*** Records supplied ***

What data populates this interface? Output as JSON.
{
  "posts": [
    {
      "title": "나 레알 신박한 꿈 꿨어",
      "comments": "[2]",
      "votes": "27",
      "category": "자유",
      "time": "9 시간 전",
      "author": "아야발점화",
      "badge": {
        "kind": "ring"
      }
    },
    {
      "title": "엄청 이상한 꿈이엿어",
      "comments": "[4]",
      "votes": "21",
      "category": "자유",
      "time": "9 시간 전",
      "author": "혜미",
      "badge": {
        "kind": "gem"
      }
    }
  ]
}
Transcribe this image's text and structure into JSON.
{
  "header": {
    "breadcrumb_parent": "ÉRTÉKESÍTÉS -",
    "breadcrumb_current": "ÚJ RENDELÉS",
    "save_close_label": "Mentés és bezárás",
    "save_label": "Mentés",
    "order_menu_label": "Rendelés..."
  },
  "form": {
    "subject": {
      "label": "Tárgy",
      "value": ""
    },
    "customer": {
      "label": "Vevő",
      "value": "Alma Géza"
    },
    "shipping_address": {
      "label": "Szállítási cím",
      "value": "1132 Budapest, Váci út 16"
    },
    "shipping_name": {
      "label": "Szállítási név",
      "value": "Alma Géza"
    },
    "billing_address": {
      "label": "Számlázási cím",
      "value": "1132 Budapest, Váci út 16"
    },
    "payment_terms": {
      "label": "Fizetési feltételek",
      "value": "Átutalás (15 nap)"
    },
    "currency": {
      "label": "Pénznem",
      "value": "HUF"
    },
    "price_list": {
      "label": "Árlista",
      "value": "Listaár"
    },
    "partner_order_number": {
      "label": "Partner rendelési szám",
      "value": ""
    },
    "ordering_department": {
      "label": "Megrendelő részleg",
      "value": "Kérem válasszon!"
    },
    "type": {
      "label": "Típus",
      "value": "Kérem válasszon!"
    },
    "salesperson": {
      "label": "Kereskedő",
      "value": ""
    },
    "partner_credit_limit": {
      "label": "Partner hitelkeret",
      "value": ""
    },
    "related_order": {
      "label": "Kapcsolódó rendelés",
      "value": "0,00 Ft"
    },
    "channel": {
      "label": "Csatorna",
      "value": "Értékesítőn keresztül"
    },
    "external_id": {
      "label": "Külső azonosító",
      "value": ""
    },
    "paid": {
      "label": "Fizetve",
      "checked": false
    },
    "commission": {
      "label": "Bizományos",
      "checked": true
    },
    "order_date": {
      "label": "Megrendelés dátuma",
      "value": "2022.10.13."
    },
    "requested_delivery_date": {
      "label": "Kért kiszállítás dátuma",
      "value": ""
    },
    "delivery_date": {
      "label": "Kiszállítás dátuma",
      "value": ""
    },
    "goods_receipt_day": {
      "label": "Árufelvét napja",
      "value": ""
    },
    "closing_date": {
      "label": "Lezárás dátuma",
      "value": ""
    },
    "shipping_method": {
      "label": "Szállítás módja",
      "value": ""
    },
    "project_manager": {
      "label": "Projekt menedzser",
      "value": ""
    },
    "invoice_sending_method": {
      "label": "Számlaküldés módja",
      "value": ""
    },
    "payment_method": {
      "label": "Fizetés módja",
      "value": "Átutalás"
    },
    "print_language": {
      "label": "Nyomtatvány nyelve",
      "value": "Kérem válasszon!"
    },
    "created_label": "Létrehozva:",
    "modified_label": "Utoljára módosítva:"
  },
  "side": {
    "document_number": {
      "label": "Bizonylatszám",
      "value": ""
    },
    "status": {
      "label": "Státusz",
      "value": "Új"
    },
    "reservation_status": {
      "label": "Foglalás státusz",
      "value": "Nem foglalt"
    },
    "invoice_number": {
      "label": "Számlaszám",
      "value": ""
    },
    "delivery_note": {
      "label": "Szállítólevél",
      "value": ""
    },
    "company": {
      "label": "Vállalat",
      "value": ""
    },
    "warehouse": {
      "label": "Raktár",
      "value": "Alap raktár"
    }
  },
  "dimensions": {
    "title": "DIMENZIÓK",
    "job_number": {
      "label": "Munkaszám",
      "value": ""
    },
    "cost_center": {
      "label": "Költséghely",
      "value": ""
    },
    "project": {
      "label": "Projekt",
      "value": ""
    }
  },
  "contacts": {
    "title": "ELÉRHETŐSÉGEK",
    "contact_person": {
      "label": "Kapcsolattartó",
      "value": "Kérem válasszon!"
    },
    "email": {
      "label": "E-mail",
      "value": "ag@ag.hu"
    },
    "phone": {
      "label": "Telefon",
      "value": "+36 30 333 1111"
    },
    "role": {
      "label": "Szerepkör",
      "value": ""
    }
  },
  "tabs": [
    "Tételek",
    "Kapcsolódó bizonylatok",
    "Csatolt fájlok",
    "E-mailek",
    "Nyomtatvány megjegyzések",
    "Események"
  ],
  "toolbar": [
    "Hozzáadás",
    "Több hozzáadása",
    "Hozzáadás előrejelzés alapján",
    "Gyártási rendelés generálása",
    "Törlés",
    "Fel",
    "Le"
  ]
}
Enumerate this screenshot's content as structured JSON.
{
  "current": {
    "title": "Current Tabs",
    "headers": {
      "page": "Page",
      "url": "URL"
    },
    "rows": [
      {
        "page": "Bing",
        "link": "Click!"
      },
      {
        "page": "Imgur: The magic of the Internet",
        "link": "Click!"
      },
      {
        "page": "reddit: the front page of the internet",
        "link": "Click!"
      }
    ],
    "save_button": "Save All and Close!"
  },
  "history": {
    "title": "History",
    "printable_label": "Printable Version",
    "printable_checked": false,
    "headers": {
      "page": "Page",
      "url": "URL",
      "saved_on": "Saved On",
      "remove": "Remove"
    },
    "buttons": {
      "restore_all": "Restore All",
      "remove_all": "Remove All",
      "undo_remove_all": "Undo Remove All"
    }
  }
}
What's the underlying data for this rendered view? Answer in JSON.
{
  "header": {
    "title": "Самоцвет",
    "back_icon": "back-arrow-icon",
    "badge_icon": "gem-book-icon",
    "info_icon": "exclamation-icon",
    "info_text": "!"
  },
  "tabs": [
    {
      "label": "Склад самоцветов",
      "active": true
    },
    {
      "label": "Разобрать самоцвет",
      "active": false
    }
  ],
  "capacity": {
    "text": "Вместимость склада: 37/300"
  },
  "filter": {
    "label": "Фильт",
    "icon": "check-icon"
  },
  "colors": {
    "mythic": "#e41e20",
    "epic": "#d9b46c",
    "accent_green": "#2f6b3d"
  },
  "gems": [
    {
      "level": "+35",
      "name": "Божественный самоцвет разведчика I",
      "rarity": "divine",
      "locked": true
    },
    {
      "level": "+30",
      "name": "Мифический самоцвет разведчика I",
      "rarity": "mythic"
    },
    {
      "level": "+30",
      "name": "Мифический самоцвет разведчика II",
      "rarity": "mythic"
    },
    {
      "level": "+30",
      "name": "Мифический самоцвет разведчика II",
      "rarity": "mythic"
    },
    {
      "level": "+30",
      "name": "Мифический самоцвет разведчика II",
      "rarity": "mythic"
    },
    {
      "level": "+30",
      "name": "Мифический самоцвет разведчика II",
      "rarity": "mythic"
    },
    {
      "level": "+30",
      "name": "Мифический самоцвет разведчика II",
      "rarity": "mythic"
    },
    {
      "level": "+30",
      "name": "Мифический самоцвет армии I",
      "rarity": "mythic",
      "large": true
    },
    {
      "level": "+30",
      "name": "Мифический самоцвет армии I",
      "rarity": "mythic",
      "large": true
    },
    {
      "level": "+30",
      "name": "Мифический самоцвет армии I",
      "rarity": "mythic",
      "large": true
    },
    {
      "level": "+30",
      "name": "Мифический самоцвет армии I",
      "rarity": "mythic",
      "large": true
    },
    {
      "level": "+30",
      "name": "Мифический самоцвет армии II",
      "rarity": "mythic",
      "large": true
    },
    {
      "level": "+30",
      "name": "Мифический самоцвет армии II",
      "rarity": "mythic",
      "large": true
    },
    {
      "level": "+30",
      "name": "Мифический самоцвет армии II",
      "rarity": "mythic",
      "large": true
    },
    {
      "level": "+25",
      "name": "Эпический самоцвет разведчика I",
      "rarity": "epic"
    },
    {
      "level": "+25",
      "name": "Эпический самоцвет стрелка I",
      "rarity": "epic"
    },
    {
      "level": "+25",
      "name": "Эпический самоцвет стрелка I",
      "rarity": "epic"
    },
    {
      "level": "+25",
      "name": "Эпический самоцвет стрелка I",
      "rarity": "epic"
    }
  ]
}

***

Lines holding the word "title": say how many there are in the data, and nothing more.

Result of the task
7